“Virginia has excellent colleges and excellent players, so it’s not difficult to put together a good team,” Newman said.
Games are played on the weekends and are within a few hours drive of the team’s home base. And there’s a reason for that.
“Most players live at home and have jobs. We can’t have a league and have road trips where they miss work,” Newman said.
The Richmond Elite’s roster includes Brandon Rozzell, who played on VCU’s Final Four team last season.
The team is 11-4 and is ranked in the ABA’s top 24. Games run from November through March.
Patterson hired George Lancaster from Highland Springs to run the team.
Its first home game, at Highland Springs High School in November, drew between 600 and 700 people. Attendance averages between 300 and 400, Patterson said.
Patterson would not share player salaries, revenue figures or profit projections.
“I just know that it has been a challenge,” she said. “Any business starting off is a challenge.”
The team makes money from ticket and merchandise sales and fundraising events. It is working on landing corporate sponsorships and possibly looking at a deal to get some of the games broadcast on local cable TV, Patterson said.
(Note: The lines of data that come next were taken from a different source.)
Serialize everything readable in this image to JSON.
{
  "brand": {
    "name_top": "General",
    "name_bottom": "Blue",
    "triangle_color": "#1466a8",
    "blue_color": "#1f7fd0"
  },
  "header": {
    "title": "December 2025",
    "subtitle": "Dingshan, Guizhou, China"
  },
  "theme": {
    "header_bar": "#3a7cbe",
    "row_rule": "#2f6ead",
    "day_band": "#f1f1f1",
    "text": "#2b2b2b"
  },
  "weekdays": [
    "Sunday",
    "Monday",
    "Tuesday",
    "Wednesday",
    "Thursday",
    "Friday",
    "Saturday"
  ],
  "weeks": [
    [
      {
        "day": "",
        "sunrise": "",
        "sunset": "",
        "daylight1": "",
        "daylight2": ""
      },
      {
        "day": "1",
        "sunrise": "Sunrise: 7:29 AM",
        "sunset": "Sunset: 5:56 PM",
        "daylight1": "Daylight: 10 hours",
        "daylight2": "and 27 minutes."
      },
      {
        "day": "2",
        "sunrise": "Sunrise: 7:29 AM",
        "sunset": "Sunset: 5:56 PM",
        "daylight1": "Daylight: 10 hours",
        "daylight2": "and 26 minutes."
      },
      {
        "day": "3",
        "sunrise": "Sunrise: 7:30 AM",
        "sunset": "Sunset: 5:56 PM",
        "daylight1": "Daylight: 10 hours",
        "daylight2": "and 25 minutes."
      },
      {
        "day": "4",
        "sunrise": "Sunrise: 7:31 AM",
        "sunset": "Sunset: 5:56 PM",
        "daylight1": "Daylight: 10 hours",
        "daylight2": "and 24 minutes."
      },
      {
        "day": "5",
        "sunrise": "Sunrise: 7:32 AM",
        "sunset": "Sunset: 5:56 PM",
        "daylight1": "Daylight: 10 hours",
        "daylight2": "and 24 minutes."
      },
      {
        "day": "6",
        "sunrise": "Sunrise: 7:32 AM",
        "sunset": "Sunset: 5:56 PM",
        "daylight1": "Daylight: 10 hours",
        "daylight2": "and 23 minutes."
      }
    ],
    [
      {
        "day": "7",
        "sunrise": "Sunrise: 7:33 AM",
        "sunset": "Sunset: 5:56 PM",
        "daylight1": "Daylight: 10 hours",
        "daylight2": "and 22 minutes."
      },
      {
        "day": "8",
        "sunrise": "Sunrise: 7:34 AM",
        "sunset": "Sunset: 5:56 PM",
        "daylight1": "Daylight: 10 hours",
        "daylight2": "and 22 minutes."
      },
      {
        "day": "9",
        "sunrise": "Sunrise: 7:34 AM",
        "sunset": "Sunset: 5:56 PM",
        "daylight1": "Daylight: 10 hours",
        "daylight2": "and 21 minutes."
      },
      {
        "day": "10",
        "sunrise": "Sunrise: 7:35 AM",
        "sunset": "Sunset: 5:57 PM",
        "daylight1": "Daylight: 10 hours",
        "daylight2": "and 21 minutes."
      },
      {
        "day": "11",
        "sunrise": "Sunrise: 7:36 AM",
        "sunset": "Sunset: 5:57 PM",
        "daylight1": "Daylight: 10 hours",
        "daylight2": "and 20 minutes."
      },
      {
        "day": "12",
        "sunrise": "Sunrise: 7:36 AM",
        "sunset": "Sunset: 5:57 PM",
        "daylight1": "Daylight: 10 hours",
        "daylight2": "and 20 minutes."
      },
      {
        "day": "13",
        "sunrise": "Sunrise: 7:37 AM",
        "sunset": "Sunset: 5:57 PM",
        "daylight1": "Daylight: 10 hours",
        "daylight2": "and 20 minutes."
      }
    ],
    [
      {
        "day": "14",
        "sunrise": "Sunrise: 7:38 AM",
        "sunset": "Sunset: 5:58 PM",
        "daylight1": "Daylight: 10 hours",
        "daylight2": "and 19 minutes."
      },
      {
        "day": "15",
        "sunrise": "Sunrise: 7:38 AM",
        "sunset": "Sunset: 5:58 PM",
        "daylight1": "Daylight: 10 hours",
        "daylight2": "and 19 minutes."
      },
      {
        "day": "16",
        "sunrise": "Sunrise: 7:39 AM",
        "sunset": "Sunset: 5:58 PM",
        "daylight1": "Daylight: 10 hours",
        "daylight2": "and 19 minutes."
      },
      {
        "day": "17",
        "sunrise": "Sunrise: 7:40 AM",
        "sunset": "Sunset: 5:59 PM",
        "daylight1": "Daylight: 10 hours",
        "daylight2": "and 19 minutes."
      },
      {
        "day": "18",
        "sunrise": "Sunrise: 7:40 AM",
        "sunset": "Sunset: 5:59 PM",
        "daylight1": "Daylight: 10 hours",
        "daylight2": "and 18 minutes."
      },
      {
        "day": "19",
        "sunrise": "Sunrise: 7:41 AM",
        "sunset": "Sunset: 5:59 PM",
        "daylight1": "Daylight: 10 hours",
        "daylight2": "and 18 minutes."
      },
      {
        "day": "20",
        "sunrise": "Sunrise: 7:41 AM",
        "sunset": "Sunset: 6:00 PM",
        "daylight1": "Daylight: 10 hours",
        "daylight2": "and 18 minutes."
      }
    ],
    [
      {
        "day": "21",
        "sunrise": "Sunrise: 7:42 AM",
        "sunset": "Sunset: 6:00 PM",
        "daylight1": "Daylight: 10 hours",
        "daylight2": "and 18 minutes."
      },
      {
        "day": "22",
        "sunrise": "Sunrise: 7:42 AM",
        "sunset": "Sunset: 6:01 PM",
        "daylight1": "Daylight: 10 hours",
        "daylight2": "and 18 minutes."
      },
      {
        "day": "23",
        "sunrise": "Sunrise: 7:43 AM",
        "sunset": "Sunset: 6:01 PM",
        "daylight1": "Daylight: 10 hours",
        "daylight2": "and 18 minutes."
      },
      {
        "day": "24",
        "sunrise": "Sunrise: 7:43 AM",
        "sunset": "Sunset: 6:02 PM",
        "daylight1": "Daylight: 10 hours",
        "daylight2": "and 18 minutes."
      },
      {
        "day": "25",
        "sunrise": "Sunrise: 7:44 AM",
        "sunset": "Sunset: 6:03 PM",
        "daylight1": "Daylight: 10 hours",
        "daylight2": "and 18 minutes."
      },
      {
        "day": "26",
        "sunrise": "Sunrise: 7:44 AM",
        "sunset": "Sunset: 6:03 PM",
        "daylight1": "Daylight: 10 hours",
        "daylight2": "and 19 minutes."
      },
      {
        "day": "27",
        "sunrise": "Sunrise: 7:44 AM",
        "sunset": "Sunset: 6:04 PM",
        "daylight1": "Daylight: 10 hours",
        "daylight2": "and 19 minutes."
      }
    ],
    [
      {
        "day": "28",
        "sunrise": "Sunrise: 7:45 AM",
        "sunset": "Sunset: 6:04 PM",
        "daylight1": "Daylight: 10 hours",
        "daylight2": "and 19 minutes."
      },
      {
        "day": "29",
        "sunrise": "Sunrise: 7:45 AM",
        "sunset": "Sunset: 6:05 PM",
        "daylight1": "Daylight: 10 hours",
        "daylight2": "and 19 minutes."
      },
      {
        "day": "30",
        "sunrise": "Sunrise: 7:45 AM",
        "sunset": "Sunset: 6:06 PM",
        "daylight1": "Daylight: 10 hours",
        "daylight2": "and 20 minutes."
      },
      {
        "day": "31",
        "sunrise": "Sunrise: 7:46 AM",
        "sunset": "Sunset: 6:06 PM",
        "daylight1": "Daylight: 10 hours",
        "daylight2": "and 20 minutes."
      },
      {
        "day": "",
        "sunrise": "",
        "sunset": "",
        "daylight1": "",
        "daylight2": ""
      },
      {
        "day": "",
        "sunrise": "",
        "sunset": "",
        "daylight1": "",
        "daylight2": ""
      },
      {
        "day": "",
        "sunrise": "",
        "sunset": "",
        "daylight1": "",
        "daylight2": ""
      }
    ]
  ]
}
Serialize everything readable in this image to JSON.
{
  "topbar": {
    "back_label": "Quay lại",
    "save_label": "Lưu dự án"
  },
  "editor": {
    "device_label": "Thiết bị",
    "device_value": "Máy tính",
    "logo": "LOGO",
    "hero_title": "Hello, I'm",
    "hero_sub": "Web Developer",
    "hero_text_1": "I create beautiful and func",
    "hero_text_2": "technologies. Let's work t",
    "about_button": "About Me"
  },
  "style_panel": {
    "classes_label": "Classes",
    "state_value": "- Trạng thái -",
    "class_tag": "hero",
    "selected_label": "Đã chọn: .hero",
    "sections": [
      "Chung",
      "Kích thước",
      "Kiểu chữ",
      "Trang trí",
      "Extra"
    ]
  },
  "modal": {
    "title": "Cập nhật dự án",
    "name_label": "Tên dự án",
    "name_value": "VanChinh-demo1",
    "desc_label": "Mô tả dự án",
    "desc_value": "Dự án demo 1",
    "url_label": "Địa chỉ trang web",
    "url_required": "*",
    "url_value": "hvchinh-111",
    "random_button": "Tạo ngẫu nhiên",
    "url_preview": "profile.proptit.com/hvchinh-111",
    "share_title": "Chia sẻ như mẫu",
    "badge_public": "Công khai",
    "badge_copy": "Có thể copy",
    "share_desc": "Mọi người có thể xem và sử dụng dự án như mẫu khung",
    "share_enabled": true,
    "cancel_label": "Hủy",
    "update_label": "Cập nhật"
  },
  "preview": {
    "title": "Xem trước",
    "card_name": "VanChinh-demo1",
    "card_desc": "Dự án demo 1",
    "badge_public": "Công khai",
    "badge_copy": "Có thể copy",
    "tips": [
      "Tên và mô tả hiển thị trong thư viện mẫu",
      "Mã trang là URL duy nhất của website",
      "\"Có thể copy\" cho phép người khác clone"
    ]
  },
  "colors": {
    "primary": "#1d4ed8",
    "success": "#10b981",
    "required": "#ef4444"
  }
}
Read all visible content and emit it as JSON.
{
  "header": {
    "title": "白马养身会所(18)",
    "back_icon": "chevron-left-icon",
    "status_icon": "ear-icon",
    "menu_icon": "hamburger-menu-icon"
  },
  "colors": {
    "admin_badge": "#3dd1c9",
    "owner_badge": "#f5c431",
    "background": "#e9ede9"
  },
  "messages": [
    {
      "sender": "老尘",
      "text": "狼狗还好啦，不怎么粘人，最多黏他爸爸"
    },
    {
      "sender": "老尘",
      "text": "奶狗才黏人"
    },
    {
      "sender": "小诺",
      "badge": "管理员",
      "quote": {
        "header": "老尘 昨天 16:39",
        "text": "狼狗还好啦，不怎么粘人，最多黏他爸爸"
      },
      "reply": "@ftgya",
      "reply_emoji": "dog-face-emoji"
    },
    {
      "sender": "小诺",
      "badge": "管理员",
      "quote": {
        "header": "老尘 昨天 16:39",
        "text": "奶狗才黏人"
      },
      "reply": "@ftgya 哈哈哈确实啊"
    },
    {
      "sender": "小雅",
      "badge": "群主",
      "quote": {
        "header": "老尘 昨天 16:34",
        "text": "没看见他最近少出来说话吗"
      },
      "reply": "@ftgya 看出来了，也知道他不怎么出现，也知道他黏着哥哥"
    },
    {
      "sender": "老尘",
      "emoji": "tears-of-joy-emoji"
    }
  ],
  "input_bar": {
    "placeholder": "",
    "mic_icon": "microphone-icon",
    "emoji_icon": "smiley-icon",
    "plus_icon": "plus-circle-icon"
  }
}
“We do a little bit of everything to bring in money,” Patterson said. “We’re here to stay.”